Now for the trade-off (again quoting MIT Technology Review): “Data from smart home devices can show whether you are home or not, aiding burglaries. Perhaps more likely, ransomware could attack a particular device — for example, turning off the heat until a homeowner paid up.” This is not to suggest that ransomware hackers should be top of mind. Rather, data-driven advances in insurance raise questions about data security that we have never had to address.
Common ground between innovation and privacy protection
Consumers’ views on these new privacy issues are, not surprisingly, mixed. One insurance industry survey found that 78% of people would be willing to share personal data with their insurer in exchange for lower premiums and faster settlement of claims. On the other hand, a Pew Research survey on privacy and information sharing asked respondents whether they supported installing a “smart thermostat” that would monitor their movements around the home. The data showed “most adults consider this an unacceptable tradeoff (by a 55% to 27% margin). As one survey respondent explained: ‘There will be no SMART anythings in this household. I have enough personal data being stolen by the government and sold [by companies] to spammers now.’”
Incentivizing safety and prevention through sensor-driven data collection programs may one day lead to improved driving, better health, and safer homes. But AI-powered insurance products should also be designed to protect user data from abuses and misuses, limiting data collection to levels that serve consumers’ best interests
Additional article contributors: Mehdi Ghafourifar and Brian Walker

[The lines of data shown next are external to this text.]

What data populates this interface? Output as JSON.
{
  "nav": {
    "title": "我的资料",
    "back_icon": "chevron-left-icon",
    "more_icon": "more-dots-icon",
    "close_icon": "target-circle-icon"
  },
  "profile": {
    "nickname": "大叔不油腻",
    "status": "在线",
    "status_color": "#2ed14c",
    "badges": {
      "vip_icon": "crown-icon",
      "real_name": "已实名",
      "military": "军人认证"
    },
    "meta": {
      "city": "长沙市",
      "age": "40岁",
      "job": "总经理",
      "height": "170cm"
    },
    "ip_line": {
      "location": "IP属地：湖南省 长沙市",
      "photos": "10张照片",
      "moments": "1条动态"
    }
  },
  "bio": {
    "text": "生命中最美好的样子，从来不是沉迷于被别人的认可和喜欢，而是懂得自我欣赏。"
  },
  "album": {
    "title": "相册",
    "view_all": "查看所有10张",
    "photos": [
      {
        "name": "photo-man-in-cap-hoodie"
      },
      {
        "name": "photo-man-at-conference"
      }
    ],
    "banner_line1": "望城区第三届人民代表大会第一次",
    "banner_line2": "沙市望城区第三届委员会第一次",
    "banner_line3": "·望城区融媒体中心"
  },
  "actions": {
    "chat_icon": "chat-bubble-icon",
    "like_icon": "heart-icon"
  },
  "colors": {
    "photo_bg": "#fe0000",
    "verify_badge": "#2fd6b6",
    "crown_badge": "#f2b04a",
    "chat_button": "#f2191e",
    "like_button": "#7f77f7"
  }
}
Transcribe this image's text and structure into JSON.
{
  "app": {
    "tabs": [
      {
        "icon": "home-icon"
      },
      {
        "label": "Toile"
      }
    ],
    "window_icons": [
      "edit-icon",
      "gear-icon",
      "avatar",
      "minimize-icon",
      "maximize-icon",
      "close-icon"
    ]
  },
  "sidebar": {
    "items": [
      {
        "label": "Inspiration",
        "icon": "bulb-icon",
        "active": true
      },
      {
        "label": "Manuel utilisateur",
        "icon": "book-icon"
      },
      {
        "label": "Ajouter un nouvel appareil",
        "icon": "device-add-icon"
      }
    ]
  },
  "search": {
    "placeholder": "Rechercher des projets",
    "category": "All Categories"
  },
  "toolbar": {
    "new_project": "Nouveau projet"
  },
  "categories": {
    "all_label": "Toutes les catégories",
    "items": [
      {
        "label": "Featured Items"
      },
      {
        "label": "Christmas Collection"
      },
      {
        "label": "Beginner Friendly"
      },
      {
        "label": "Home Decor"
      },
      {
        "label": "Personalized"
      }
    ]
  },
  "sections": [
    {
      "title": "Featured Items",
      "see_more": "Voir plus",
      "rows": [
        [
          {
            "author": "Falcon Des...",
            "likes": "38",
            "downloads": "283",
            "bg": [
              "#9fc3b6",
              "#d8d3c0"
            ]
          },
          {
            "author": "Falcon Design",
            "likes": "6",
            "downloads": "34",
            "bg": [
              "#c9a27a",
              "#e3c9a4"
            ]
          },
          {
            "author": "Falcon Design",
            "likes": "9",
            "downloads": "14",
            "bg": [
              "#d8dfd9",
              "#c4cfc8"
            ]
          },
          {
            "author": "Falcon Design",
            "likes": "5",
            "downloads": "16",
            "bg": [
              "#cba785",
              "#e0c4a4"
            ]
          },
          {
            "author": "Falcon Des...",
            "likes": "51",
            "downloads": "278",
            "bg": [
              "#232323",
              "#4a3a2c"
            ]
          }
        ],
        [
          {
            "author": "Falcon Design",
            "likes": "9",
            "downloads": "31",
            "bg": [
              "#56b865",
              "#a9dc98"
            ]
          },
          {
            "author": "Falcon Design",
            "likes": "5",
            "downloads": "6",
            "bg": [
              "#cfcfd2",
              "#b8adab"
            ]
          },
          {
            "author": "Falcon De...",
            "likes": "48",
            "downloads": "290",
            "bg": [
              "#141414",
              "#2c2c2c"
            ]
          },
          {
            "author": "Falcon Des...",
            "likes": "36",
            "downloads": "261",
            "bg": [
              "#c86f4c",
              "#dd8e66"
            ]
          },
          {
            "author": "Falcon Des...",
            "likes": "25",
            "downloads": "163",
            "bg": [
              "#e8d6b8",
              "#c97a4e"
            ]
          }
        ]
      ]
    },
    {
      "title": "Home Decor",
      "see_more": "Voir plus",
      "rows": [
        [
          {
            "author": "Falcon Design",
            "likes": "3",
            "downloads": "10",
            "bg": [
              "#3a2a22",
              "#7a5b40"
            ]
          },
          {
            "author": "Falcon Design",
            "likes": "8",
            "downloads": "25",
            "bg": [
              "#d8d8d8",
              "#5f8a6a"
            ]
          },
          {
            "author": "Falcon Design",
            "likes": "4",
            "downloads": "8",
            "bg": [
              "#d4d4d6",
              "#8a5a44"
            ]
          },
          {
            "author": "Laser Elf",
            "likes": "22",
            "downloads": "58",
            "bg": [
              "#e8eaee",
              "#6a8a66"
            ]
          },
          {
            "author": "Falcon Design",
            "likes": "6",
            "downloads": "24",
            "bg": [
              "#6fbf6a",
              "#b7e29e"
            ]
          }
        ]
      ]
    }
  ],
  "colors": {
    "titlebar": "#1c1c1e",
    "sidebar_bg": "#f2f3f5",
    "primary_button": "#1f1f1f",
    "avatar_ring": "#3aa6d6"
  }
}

The article originally appeared at Entefy.
Alston Ghafourifar is the CEO and cofounder of Entefy, a digital communication app.